Tayo Akinyemi

BoP, Geopolitics, and Giving the People What They Need

Editor’s note: Tayo Akinyemi will be starting the MBA program at Cornell University’s Johnson School of Management this fall.

question markI?m leaving for business school today, so this will be my last post on nextbillion.net for awhile. Although I didn?t answer all of my twenty questions (and attempted to answer questions that I hadn?t posed originally), I truly enjoyed blogging and expanding my knowledge about all things BoP. Needless to say, I will take the remaining questions with me to business school; I have no doubt that I?ll gain valuable insight there. In the meantime, I?ll apply a very quick and dirty analysis to what remains. Also, in keeping with the inquisitive nature of this blog, I?ll throw out a few more questions and food for thought.

Is “Base of the Pyramid” just MNC neocolonialism all over again? Will MNCs behave differently in this space than they have in the past? Can power be successfully decentralized and distributed?

Potentially yes, but the concept of BoP as nouveau neocolonialism runs contrary to what BoP business development is about. Frameworks like the BoP protocol have been designed to view MNCs and BoP communities as partners co-creating mutually beneficial business opportunities. Additionally, systems and institutions are created and implemented by people, so naivet? notwithstanding; we can influence how these entities perform. As long as the basic principles are respected, it is possible that the worst case scenario may be avoided.

Must there be a trade-off between doing well and ?doing good??

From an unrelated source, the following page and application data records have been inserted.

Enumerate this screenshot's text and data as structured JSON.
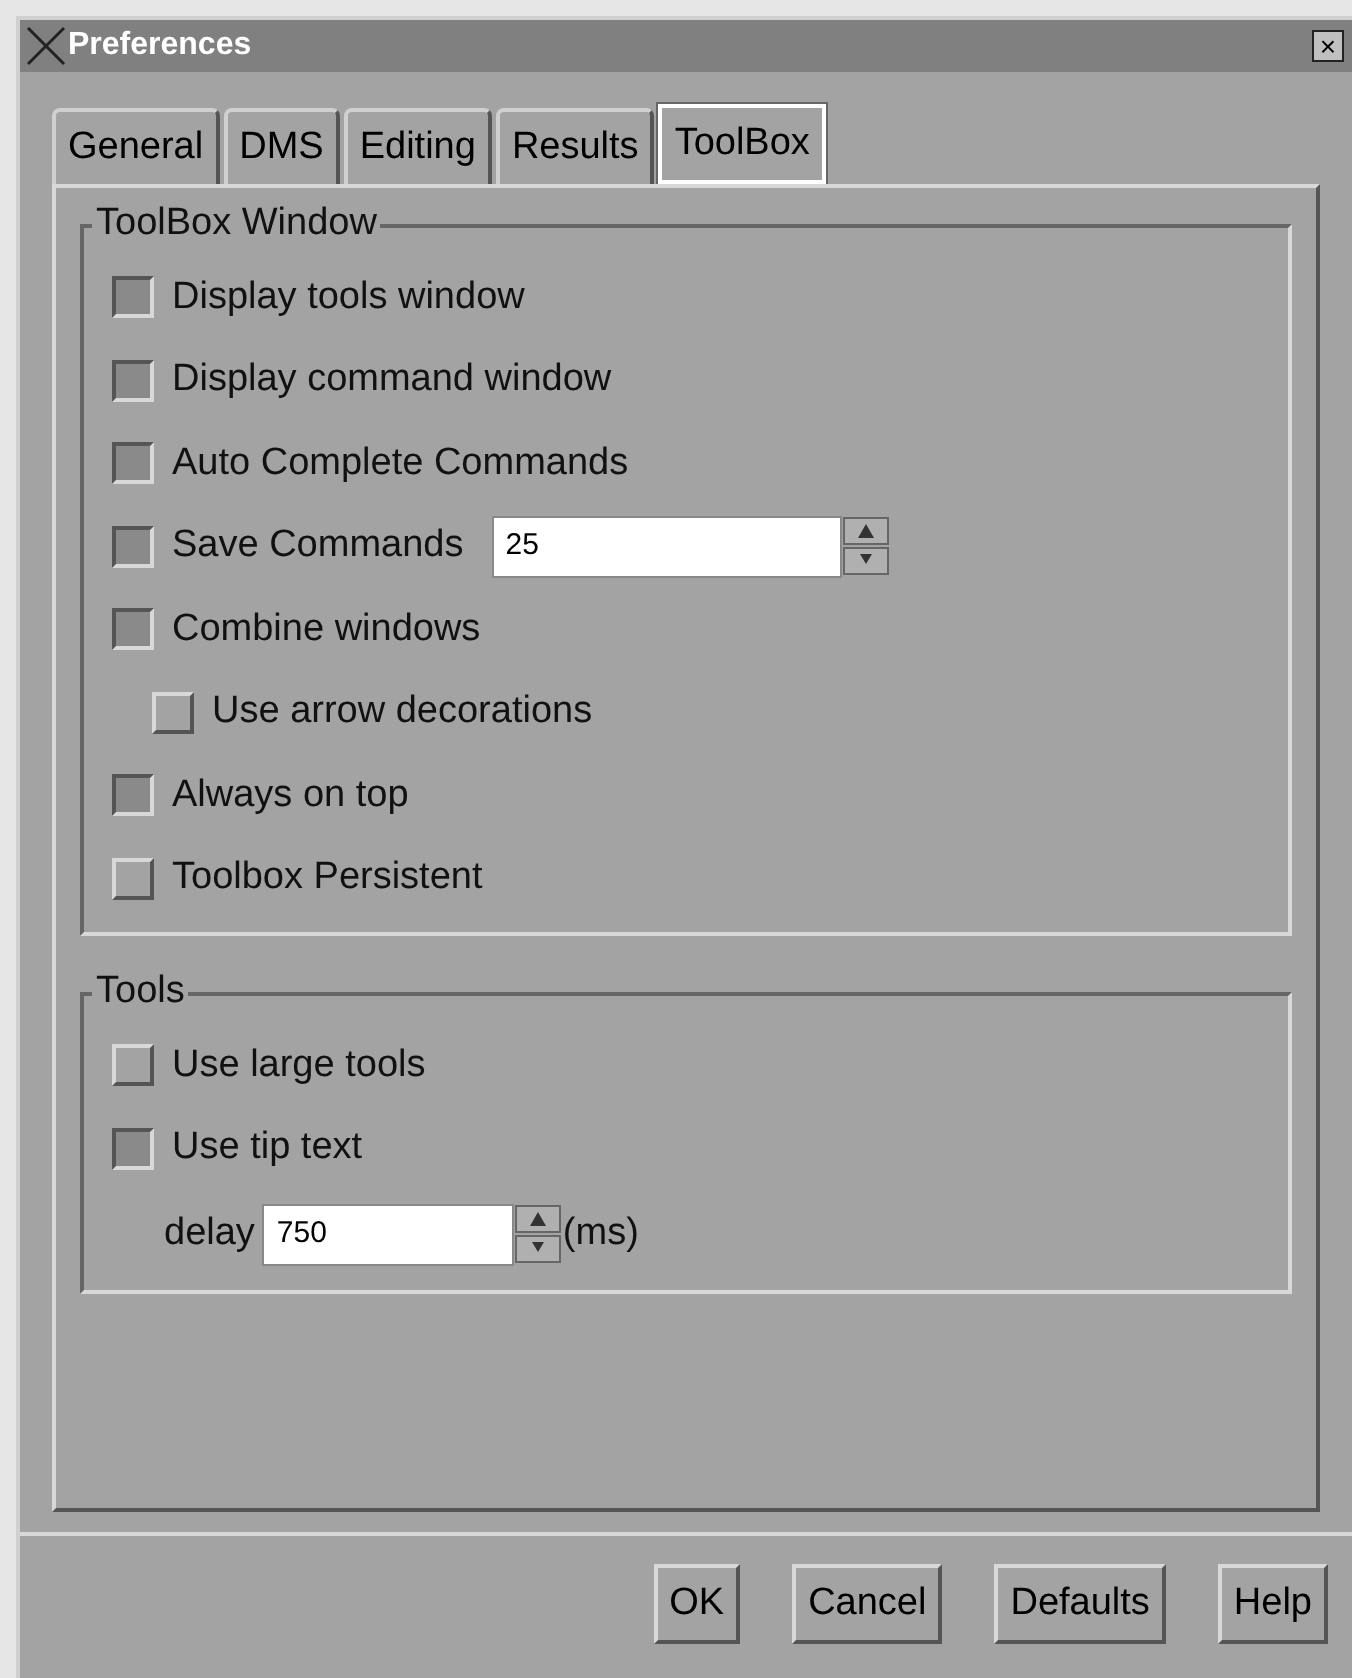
{
  "window": {
    "title": "Preferences",
    "close": "×"
  },
  "tabs": [
    {
      "label": "General",
      "selected": false
    },
    {
      "label": "DMS",
      "selected": false
    },
    {
      "label": "Editing",
      "selected": false
    },
    {
      "label": "Results",
      "selected": false
    },
    {
      "label": "ToolBox",
      "selected": true
    }
  ],
  "groups": [
    {
      "title": "ToolBox Window",
      "items": [
        {
          "kind": "checkbox",
          "label": "Display tools window",
          "checked": true
        },
        {
          "kind": "checkbox",
          "label": "Display command window",
          "checked": true
        },
        {
          "kind": "checkbox",
          "label": "Auto Complete Commands",
          "checked": true
        },
        {
          "kind": "checkbox",
          "label": "Save Commands",
          "checked": true,
          "value": "25"
        },
        {
          "kind": "checkbox",
          "label": "Combine windows",
          "checked": true,
          "children": [
            {
              "kind": "checkbox",
              "label": "Use arrow decorations",
              "checked": false
            }
          ]
        },
        {
          "kind": "checkbox",
          "label": "Always on top",
          "checked": true
        },
        {
          "kind": "checkbox",
          "label": "Toolbox Persistent",
          "checked": false
        }
      ]
    },
    {
      "title": "Tools",
      "items": [
        {
          "kind": "checkbox",
          "label": "Use large tools",
          "checked": false
        },
        {
          "kind": "checkbox",
          "label": "Use tip text",
          "checked": true
        },
        {
          "kind": "spin",
          "label": "delay",
          "value": "750",
          "unit": "(ms)"
        }
      ]
    }
  ],
  "buttons": [
    "OK",
    "Cancel",
    "Defaults",
    "Help"
  ]
}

How close does BoP come to closing that gap? Where does BoP fit along the public/private sector continuum?

Does CSR, Public-Private Partnership, social enterprise, social entrepreneurship, venture philanthropy = BOP?

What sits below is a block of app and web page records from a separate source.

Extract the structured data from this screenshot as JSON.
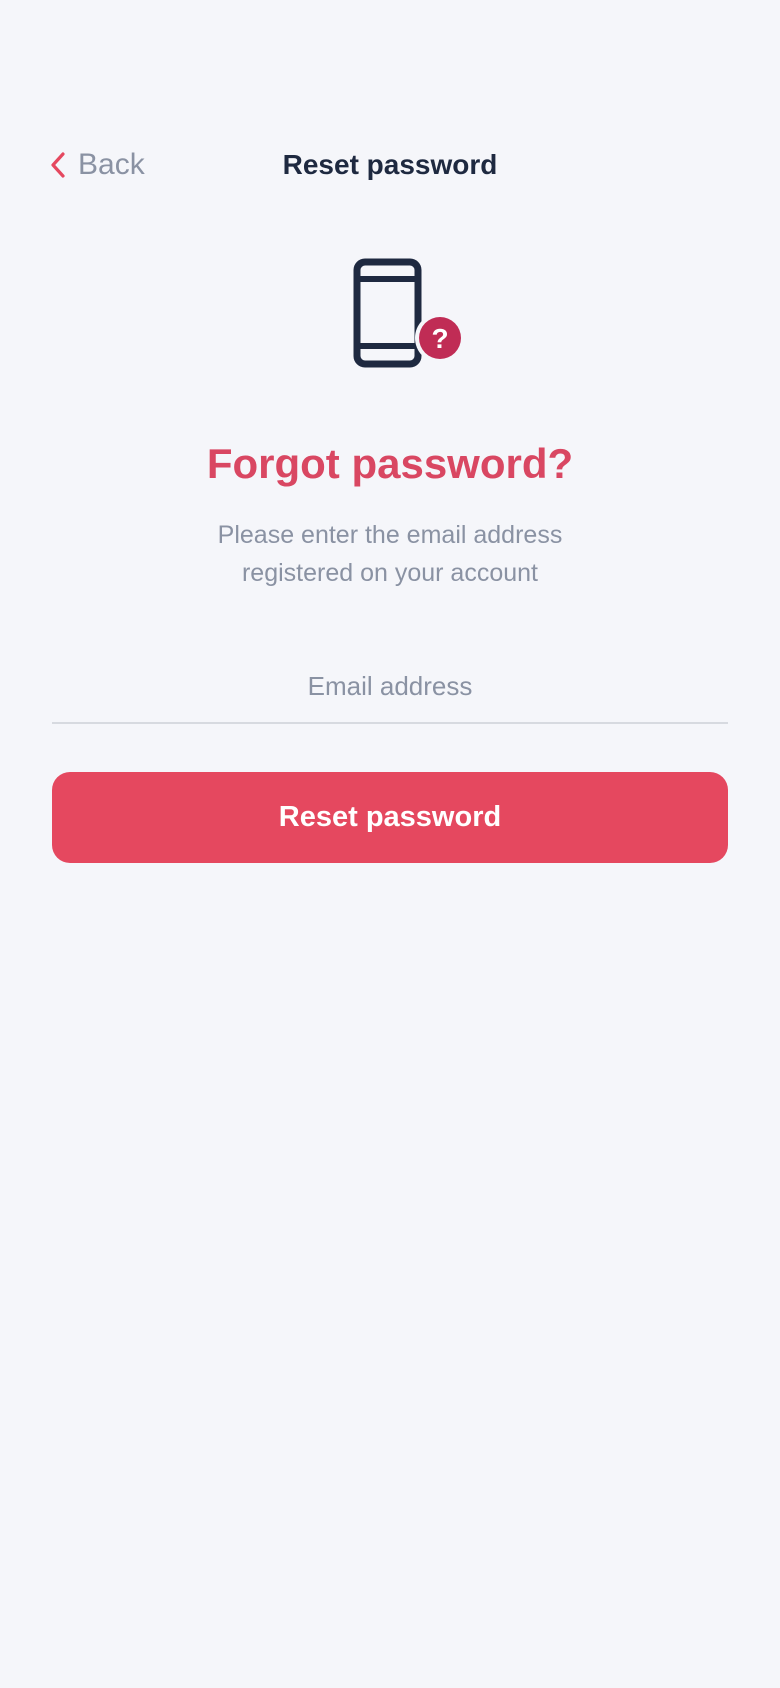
{
  "header": {
    "back_label": "Back",
    "title": "Reset password"
  },
  "illustration": {
    "device_icon": "smartphone-icon",
    "badge_icon": "question-mark-icon",
    "badge_glyph": "?"
  },
  "main": {
    "heading": "Forgot password?",
    "subtitle_line1": "Please enter the email address",
    "subtitle_line2": "registered on your account",
    "email_placeholder": "Email address",
    "email_value": "",
    "submit_label": "Reset password"
  },
  "colors": {
    "background": "#F5F6FA",
    "accent": "#E5485F",
    "heading": "#D94762",
    "badge": "#C02C55",
    "icon_dark": "#1E2940",
    "muted_text": "#8A92A3"
  }
}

Is this really about devising a hybrid system that works better for everyone?

Certainly there are trade-offs, but it appears that the gap is closing. Pushing that boundary is the reason why I’ve chosen to focus on BoP and pursue a business degree. To me, BoP is the counterpoint in the balance between social and financial profit and promotes the notion that the pursuit of social good can be a core, not ancillary, function of business. Superficially speaking, social enterprise, social entrepreneurship, and venture philanthropy seem to focus on ?entrepreneurializing? socially-focused organizations and pursuits; while corporate social responsibility (CSR), public private partnerships and BoP aim to leverage private enterprise for social good. Clearly, these are only the broad strokes, and don?t capture the complexity of the similarities and differences.On a completely different note, in thinking about poverty and poverty alleviation, I often wonder (unless I?m missing something) why there isn?t more discussion and analysis about what strategies work best for whom. Are there layers of poverty defined by income or other criteria that may help define what interventions will be most effective? For example, in his book The End of Poverty, Jeffrey Sachs seems to suggest that the poorest of the poor need development aid in order to reach the critical first “rung” of the ladder of development.? Perhaps another group, inclusive of the BoP, needs business opportunities co-created with multinationals, microfinance, and other entrepreneurial opportunities.

Lastly, a segment of higher earners may benefit from different investment mechanisms like private equity. This may not be right framework, but the point is that more focus should be placed on tailored strategies to address specific audiences.

Finally, I am intrigued by the notion, posited by Tom Friedman in his book The World is Flat, of the expansion of enterprise as a security strategy. In the June 2007 issue of The Aspen’s Institute’s ?A Closer Look?, Stuart Hart [] pushes this idea a step further by exploring the creation of inclusive capitalism as a response to terrorism.

I?m thinking about adopting BOP in its biggest sense and empowering those at the bottom by providing new options that wouldn?t otherwise exist as a vehicle for addressing the root causes of terrorism. Many are quite actively engaged in this; there’s especially a growing interest in this line of thinking in the military and in counterterrorism efforts. I?m currently working with a new State Department division on this front.

Well folks, that’s all she wrote, but I will do my best to keep with NextBillion and to contribute when I can.

?Bye for now!